What Jarl Mohn is good at is raising money and doing nothing about serious issues regarding NPR’s code of conduct, such as adhering to ethical company policies, which should be committed to maintaining a work environment in which people are treated with dignity, and making sure journalists adhere to their “code of ethics,” instead of promoting them when they violate them. Here is a little history:
On Tuesday, The Washington Post reported the accounts of two women who said Mr. Oreskes had sexually harassed them in the 1990s, when he was the Washington bureau chief at The Times. The women said Mr. Oreskes made unwanted sexual advances as they were discussing career opportunities and advice with him.

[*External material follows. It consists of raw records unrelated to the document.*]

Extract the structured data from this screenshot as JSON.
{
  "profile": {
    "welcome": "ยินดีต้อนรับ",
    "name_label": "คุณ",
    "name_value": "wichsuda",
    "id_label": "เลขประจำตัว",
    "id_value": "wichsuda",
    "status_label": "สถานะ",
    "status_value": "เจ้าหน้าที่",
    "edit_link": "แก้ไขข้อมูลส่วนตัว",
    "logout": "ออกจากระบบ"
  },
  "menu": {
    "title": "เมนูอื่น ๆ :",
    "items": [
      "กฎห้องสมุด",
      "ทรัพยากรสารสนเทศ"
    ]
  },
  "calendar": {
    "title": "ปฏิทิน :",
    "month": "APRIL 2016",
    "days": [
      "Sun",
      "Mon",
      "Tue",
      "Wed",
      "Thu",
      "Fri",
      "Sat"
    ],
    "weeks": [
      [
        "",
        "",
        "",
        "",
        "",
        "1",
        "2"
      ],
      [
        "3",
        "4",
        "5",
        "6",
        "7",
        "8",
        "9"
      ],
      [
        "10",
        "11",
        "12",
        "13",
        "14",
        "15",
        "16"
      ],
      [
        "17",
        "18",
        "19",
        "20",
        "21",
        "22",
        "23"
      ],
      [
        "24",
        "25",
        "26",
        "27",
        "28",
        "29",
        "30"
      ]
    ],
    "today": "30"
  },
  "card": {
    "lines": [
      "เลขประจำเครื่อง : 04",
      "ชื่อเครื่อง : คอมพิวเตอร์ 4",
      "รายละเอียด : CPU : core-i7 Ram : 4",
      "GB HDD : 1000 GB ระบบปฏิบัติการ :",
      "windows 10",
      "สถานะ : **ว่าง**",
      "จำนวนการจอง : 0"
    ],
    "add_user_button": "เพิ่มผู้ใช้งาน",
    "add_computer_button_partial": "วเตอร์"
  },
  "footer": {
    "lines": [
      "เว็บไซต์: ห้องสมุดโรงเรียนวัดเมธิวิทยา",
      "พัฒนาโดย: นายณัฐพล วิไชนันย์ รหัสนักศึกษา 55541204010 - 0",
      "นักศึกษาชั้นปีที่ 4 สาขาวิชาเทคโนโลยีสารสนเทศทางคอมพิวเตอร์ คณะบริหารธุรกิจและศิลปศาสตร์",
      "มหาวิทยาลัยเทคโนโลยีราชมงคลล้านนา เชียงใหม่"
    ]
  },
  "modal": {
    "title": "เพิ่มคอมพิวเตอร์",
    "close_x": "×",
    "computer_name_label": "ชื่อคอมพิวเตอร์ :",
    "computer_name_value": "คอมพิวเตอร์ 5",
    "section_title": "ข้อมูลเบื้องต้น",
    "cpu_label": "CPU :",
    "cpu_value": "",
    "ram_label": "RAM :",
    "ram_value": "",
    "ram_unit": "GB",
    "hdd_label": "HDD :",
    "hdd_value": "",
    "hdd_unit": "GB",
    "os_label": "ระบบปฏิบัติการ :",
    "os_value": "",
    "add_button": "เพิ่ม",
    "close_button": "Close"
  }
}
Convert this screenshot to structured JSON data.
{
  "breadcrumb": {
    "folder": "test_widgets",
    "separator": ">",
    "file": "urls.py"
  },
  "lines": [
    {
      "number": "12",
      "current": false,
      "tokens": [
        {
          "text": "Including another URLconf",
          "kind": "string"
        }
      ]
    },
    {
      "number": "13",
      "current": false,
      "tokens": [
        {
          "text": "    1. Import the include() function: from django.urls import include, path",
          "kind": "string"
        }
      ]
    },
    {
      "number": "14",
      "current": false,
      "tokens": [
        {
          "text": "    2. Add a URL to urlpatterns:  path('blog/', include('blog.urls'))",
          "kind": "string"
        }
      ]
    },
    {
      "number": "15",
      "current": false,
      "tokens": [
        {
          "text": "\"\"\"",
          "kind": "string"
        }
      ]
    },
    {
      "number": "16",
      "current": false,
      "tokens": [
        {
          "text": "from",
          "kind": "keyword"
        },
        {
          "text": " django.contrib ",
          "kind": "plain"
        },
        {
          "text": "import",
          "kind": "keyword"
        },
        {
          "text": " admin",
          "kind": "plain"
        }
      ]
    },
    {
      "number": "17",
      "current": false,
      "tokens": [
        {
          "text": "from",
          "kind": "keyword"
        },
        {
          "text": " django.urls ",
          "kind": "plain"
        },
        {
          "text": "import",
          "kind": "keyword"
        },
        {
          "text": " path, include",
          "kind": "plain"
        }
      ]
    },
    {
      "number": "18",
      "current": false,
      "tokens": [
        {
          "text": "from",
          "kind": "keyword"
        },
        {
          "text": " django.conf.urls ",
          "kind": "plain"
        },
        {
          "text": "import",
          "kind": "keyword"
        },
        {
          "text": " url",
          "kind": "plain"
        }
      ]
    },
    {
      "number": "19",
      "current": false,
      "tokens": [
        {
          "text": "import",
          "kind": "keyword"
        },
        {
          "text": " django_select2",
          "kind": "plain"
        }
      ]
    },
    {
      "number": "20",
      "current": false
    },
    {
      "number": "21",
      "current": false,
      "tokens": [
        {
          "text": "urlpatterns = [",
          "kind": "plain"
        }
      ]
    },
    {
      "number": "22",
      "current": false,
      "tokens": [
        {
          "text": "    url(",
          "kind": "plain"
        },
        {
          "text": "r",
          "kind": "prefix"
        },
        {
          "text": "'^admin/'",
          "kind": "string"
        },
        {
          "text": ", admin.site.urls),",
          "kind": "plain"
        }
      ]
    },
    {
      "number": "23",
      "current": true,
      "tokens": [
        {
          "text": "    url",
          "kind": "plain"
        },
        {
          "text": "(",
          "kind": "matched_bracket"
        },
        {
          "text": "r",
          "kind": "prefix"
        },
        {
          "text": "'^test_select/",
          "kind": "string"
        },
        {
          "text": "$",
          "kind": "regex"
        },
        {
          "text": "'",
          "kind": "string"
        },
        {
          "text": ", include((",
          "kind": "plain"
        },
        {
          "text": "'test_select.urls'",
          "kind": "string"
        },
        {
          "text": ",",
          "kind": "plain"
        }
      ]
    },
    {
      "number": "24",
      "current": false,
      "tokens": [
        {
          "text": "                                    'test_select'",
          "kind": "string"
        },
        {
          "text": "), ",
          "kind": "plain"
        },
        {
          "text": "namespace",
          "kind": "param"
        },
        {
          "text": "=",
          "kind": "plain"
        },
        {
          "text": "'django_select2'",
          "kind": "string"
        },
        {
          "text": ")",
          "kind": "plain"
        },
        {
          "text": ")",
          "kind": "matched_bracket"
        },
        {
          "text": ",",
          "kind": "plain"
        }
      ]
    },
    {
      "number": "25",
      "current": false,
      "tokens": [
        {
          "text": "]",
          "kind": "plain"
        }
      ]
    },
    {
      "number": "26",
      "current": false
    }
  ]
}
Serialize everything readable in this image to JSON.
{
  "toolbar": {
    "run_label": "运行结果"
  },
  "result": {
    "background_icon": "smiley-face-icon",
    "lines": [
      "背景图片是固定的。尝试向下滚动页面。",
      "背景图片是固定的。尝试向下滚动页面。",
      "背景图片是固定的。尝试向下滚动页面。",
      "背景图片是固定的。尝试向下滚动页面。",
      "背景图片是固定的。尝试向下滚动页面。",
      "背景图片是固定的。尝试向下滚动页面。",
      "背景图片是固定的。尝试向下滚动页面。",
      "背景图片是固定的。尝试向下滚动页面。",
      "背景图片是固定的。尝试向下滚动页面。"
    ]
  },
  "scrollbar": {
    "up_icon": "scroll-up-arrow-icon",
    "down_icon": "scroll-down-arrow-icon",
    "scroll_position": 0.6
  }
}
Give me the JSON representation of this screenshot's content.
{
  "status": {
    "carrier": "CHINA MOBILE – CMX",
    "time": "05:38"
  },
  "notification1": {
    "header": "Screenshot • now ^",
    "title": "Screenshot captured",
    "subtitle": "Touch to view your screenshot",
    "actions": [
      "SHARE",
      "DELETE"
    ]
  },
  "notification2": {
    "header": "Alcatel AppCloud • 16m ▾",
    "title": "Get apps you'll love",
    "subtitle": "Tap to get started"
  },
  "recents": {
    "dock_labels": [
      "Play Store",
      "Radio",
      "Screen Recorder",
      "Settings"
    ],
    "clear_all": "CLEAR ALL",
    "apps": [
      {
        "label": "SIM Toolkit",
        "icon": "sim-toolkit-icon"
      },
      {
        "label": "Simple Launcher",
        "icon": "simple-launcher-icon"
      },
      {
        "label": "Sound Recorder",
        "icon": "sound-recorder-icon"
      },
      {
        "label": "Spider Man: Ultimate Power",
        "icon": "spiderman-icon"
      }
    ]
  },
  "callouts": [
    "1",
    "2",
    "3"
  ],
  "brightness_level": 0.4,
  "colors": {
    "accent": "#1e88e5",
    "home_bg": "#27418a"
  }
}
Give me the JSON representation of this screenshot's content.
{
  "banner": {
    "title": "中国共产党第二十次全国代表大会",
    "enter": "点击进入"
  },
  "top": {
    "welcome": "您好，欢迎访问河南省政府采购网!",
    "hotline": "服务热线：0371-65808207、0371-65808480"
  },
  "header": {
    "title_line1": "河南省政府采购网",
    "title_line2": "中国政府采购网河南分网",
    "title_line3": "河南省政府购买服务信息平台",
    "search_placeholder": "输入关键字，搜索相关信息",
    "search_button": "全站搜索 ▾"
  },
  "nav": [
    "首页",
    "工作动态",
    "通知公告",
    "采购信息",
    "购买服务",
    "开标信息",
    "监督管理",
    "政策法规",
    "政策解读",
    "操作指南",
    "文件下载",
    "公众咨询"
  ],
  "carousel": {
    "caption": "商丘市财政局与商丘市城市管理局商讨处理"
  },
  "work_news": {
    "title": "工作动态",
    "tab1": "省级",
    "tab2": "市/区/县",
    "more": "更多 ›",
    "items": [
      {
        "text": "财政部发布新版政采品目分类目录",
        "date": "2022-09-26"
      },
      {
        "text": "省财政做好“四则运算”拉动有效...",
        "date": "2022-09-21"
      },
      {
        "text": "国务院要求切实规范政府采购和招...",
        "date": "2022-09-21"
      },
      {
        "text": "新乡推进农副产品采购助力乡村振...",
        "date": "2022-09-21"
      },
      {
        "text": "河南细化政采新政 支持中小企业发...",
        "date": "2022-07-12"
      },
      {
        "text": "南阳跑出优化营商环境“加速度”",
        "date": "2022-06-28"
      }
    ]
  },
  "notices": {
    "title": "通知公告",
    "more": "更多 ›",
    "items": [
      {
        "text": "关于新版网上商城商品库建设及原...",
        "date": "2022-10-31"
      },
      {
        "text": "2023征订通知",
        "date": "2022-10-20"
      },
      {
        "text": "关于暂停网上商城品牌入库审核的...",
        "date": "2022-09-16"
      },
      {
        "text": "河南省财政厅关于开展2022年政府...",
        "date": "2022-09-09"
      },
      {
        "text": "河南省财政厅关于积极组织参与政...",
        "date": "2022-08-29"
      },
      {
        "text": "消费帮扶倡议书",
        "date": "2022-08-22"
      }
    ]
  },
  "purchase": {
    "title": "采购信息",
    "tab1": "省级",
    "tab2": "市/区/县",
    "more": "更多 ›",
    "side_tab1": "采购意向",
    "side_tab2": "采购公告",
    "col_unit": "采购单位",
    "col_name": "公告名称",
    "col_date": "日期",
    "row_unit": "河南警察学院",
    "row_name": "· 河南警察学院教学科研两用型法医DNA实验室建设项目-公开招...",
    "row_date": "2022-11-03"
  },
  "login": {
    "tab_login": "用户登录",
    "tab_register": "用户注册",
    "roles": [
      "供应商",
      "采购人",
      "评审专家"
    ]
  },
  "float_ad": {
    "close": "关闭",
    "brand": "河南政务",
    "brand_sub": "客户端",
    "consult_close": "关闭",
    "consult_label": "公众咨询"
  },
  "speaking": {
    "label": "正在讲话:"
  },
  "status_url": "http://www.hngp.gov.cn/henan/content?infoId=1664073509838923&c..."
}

After The Post published its report, a current NPR employee, Rebecca Hersher, said she had filed a complaint about Mr. Oreskes with NPR’s human resources department in October 2015. NPR hired Mr. Oreskes in March 2015.
Mr. Mohn confirmed that NPR had first learned of a sexual harassment allegation involving Mr. Oreskes in the fall of 2015, calling Mr. Oreskes’s actions “unacceptable” and “deplorable.” NPR investigated the complaint, Mr. Mohn said, and put Mr. Oreskes on notice.
Last fall, another woman told NPR that Mr. Oreskes harassed her roughly two decades ago, while he was working at The Times. And last month, a third woman complained to NPR about Mr. Oreskes’s behavior when he was at The Times.
After that complaint, Mr. Mohn said, he put out a memo asking anyone who had experienced or witnessed any questionable behavior to contact NPR. “No one stepped forward,” he said.
Mr. Mohn batted back any suggestion that NPR had not taken action against Mr. Oreskes until after The Post published its article. But he acknowledged that NPR could have done more.
“Clearly, we didn’t do everything we could, because it didn’t result in the right answer,” he said. “But to suggest we were not doing anything or we were not acting appropriately or that we were doing nothing is false.”
The collision of a radio network’s management and a radio network’s newsroom was heard nationwide on Wednesday when NPR CEO Jarl Mohn was grilled by one of his network’s reporters — Mary Louise Kelly — on why NPR fired its head of news only after the Washington Post blew the whistle on Michael Oreskes’ behavior 20 years ago at the New York Times, when he accosted two women in separate incidents.
It was an unusual, and likely uncomfortable, few minutes as Kelly interrogated her boss.
It was a year later that Mohn says he learned of one of the incidents at the Times.
“If that is the sequence, and you knew of the multiple allegations, did it cross your mind that leaving him in would put other colleagues at risk?” Kelly asked.
“My understanding is that (NPR) employee felt we satisfactorily addressed the issue…” he responded.
“But that issue you knew about when the second allegation came in,” Kelly interjected.
“When the second woman’s story (at the New York Times) surfaced, there had been rumors circulating around the building here about his behavior. We can’t act on that. We have to act on facts,” he said.
Here are more facts: